Functional programming languages like Haskell, Clojure and Scala grew steadily in popularity during 2016. Usage of these server-side languages is driven by explosive growth in the number of smartphones and connected devices in use, and by our increased expectations of a great experience on those devices. As our computers, tablets, smartphones and IoT gadgets become more powerful, servers become the bottlenecks to performance. Increasing a server’s ability to perform concurrent tasks makes it more responsive when interacting with a large number of connected devices. The functional programming model is (mostly) stateless, meaning that sections of software can more easily and efficiently be run in parallel across different CPU cores or machines, without needing complex synchronization. This gives the functional paradigm an inherent edge over the object-oriented approach when doing concurrent processing such as web requests.

Shift toward material design and commonality of patterns

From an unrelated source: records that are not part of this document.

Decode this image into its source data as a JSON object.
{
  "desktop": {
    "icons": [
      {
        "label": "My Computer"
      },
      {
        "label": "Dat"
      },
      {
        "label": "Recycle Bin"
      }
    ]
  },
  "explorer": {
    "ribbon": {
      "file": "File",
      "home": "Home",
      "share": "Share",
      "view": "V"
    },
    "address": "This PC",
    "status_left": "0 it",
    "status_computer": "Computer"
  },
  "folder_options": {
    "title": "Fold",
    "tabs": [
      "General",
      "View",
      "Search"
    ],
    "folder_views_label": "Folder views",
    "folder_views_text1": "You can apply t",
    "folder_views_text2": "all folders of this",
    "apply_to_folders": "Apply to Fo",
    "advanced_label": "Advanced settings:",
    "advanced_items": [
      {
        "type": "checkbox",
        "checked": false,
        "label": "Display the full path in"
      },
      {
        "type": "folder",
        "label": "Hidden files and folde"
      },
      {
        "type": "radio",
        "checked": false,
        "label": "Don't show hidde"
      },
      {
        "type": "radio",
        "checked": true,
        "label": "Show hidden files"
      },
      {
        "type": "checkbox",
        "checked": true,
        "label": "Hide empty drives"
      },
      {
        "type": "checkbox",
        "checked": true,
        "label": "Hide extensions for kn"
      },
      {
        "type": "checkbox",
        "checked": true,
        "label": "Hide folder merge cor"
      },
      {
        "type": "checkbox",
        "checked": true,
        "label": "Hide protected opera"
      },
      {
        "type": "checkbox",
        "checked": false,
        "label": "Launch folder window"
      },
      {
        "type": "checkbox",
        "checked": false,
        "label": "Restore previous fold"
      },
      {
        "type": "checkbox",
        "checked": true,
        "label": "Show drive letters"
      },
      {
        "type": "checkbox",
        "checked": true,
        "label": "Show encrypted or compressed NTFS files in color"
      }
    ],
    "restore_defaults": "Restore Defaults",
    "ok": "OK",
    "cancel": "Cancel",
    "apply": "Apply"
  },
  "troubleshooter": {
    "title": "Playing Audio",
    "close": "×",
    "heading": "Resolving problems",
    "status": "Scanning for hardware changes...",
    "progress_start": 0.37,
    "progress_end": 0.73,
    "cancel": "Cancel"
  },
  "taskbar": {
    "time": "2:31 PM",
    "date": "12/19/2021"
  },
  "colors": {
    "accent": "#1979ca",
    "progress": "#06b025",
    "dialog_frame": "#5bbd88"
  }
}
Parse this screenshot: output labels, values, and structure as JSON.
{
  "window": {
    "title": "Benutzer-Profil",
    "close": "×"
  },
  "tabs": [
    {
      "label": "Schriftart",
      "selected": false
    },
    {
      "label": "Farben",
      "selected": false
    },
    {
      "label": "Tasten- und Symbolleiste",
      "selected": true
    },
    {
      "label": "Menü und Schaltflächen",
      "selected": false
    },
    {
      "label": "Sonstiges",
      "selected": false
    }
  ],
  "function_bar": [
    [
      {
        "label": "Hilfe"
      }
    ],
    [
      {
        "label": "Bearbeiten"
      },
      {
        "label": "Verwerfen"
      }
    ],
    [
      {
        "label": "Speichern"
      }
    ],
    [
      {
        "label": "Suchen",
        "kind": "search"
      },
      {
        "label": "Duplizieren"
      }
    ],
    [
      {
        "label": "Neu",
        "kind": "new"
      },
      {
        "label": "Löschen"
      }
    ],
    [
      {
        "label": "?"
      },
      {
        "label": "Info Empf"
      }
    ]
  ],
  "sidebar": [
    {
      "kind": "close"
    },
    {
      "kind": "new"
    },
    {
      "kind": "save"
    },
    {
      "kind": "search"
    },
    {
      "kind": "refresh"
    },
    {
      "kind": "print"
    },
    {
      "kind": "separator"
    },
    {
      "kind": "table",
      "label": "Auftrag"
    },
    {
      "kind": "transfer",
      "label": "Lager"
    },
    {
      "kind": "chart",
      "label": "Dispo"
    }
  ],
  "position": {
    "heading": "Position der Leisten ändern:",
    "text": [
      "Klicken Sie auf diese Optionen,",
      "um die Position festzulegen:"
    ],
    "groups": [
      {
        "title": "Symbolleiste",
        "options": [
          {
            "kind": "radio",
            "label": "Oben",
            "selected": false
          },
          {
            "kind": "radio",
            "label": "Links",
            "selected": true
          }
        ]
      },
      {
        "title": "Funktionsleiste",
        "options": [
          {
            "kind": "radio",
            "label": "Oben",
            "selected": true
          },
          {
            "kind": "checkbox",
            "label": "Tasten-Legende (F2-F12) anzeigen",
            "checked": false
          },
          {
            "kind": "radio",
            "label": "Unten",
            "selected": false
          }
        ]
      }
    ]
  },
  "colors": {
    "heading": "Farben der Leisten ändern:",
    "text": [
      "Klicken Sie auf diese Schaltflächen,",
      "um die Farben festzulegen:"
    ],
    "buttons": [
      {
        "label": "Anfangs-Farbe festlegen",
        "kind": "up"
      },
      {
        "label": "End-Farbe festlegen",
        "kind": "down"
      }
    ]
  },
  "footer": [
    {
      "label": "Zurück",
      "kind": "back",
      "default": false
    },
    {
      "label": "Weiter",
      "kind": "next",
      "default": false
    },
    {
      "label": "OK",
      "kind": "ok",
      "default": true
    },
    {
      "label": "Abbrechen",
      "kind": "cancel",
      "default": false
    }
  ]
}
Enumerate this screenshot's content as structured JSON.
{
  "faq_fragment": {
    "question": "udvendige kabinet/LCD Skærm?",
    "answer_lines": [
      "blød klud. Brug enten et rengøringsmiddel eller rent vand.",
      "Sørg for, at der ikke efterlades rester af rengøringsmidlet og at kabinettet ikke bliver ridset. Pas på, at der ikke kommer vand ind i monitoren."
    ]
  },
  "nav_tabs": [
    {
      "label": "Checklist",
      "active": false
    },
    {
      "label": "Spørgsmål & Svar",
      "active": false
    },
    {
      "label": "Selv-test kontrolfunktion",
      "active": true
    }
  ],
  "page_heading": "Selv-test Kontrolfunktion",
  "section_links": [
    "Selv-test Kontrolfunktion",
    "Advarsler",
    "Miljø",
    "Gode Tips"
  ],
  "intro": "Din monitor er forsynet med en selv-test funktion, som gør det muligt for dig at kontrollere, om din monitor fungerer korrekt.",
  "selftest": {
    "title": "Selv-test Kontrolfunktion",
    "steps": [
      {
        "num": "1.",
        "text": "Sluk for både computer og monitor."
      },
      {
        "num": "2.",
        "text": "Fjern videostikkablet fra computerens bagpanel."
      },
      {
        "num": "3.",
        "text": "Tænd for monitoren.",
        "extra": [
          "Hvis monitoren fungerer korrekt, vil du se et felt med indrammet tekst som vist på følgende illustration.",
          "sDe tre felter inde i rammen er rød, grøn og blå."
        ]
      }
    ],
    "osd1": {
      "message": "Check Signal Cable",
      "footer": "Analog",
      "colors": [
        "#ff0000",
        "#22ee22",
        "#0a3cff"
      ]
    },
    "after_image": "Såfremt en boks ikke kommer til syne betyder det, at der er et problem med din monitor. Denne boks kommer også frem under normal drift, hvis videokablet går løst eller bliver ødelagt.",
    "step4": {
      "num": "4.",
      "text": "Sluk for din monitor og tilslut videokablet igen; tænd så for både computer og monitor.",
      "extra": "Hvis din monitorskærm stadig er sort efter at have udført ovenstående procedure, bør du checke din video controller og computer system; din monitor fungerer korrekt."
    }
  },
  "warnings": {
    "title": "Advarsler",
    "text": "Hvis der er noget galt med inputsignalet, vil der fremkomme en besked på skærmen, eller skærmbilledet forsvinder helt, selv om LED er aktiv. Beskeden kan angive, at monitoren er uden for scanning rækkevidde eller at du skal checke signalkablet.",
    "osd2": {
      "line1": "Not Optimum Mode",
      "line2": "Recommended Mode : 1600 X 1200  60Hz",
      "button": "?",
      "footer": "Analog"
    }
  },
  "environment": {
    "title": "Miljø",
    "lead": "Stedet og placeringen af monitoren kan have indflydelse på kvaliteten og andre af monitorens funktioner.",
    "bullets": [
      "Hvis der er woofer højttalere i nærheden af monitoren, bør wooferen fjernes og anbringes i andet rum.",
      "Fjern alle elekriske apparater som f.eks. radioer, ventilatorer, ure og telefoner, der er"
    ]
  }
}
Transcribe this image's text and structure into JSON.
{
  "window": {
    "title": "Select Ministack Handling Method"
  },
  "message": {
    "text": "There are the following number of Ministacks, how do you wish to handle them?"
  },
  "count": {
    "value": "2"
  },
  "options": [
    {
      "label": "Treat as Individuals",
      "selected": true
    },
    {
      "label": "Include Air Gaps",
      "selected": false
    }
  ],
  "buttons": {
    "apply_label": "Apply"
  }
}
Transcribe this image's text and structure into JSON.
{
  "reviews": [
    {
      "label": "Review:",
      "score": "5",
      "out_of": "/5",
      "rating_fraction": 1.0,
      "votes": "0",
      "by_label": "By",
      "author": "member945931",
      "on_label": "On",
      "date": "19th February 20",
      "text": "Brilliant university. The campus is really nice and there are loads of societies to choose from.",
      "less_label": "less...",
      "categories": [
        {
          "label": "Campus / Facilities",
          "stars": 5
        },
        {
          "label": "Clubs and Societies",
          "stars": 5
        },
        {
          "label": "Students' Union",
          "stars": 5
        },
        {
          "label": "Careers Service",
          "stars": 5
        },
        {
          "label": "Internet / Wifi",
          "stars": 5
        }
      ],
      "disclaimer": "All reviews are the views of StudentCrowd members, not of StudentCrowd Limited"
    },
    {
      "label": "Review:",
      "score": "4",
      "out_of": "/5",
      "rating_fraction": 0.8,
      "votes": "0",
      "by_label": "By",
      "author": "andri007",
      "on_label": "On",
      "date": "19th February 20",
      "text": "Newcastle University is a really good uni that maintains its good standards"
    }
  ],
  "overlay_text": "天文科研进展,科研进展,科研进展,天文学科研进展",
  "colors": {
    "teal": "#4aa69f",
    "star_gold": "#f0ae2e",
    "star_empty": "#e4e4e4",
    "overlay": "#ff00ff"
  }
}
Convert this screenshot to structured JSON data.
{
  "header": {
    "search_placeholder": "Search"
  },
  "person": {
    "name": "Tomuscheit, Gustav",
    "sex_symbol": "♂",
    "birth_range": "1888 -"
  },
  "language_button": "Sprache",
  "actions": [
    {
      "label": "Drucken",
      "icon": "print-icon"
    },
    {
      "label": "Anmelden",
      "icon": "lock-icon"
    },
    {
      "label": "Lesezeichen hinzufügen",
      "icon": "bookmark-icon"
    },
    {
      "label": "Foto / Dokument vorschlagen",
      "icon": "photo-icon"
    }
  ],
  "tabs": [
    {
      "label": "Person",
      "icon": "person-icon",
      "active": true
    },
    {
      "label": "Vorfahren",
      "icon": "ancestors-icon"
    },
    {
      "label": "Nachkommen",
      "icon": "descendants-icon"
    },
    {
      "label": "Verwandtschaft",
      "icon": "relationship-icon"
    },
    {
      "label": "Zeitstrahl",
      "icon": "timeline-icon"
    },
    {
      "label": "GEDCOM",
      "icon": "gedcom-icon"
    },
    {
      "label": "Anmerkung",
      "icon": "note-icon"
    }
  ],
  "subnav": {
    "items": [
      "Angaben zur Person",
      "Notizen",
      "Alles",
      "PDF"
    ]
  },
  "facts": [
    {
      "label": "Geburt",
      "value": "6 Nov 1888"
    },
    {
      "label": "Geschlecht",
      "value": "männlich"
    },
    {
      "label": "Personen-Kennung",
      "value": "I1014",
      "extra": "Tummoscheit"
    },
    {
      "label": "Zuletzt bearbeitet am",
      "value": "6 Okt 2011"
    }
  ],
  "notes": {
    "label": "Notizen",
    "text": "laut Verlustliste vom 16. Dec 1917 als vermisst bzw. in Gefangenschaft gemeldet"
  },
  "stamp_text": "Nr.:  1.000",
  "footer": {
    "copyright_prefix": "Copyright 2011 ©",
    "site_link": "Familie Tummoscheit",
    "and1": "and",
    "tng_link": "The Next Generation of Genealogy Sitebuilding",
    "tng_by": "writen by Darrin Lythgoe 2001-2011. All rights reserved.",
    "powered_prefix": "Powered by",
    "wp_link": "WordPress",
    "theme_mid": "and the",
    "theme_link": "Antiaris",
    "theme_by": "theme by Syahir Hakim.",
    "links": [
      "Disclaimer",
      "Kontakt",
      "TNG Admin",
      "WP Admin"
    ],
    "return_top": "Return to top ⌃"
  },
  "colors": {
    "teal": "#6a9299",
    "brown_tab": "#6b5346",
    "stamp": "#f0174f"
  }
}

Things were interesting in 2016 on the visual design front. Not surprisingly, Google incorporated an increasing number of material design elements across its entire portfolio — systems (ChromeOS, Android), applications (Chrome, Drive, Google Play Music), websites (YouTube, AdSense) and even web search. We see material design aspects in Android apps from Slack, Twitter, Spotify, Airbnb and Wikipedia, and in websites from Asana, Geekbench and others. That said, we didn’t see adoption in other platforms (iOS, Tizen, Windows, MacOS — only a little with Ubuntu). Developers in these other places pushed forward with styles specific to those platforms, to varying extent.

I give myself only a few points of partial credit on that particular prediction from earlier this year. If I’m allowed to recast my design prediction for 2017, then I’ll move away from traditional design paradigms altogether — toward non-visual interfaces (Amazon Alexa, Siri, Cortana, Google Home) or extra-visual interfaces (augmented reality, virtual reality).


2016 brought many exciting developments in software and 2017 promises to be even better as containers and functional programming languages grow in adoption and JavaScript moves to become even more central parts of standard development practice. I’m intrigued to see how software norms will progress in the coming year and eager to share my thoughts with my fellow developers!